These hand sanitizers won’t just remove bacteria from your hands — they could also poison you. The Food and Drug Administration has updated its growing list of hand sanitizers that contain methanol, a wood alcohol substance that can be toxic when ingested or absorbed through the skin. And worse yet, sometimes the ingredient may not...
nypost.com
A Teacher Who Contracted COVID-19 Cautions Against In-Person Schooling
Three teachers in rural Arizona contracted COVID-19 after working together in a classroom. One of them died. NPR's Steve Inskeep talks to Jena Martinez-Inzunza about her experience.
npr.org
Mysterious 'Dirty Dancing' lake is filling up with water 12 years after it dried up
In 2008, Mountain Lake, made famous by the 1987 film "Dirty Dancing," dried up and remained that way for over a decade. But this summer, it's starting to fill back up, astonishing both locals and visitors.
edition.cnn.com
Jennifer Lopez’s $11K custom hoops are ‘totally her’
The pop star's found a new way to personalize her favorite earrings.
nypost.com
Moderna's COVID vaccine candidate appears to be safe and provide some immunity, new data from early trial shows
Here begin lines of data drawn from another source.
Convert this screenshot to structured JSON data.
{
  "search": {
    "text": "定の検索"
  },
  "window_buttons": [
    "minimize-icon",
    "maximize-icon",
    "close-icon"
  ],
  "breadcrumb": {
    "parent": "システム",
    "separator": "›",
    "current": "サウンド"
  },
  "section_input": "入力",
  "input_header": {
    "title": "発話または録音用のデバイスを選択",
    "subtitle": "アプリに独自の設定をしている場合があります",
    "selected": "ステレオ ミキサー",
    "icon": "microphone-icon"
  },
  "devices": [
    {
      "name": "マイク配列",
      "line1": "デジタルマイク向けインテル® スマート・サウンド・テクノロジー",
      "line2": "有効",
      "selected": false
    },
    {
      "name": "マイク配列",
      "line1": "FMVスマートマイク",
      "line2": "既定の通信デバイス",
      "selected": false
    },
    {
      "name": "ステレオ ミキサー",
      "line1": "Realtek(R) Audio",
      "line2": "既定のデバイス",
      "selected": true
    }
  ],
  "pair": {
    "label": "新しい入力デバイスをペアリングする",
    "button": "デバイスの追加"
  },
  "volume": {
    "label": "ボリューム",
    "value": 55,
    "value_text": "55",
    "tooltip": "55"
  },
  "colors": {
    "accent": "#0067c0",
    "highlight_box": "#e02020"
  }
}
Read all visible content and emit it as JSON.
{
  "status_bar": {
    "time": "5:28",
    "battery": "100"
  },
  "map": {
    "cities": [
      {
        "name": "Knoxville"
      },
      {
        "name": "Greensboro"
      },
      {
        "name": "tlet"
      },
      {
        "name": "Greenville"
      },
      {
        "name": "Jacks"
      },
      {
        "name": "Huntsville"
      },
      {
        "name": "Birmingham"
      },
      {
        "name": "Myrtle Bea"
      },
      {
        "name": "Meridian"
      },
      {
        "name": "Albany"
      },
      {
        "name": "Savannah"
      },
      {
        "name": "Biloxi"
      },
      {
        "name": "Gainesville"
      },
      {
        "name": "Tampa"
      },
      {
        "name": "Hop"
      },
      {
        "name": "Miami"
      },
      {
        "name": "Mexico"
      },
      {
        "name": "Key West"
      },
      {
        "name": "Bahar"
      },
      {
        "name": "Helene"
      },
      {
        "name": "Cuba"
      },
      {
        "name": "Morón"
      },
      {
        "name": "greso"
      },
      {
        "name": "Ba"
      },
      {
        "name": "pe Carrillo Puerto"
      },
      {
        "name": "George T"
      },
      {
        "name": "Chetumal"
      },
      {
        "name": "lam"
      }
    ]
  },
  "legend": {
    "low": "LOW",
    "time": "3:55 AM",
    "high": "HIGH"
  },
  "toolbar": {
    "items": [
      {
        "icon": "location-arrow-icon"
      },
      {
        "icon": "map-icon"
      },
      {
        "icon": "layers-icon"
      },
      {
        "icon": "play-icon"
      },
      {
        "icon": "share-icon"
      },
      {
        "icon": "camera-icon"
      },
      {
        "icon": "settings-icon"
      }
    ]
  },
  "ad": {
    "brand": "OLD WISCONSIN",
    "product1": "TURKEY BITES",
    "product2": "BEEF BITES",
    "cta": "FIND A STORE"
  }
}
It's too early to say if the vaccine candidate can protect someone from the coronavirus that causes COVID-19, but early trials are encouraging.      
usatoday.com
Bari Weiss' resignation letter proves New York Times engaging in 'outright censorship,' critic says
New York Times opinion columnist and editor Bari Weiss announced Tuesday she is leaving the paper with a blistering resignation letter that some feel proves the Gray Lady is censoring diversity of thought. 
foxnews.com
Naya Rivera death was an accidental drowning, medical examiner rules
The actress, whose body was discovered Monday, disappeared last week during a boat outing with her young son.
latimes.com
Watch Live: President Donald Trump Holds a Press Conference
The press conference is scheduled for 5:00 p.m. EST. 
breitbart.com
Police shooting of 17-year-old girl was justified, Orange County prosecutors say
The fatal July 2019 shooting of the girl — whom family members previously identified as Hannah Williams — happened on the eastbound 91 Freeway in Anaheim.
latimes.com
New Jersey sexual assault suspect caught on video fleeing scene
Cameras caught a man fleeing after sexually assaulting a woman on a New Jersey street, police said. The shirtless suspect, wearing dark blue shorts and a face mask, allegedly approached a 20-year-old woman from behind, pulled down her shirt and grabbed her breast at about 8 a.m. on July 2 as she walked on Main...
nypost.com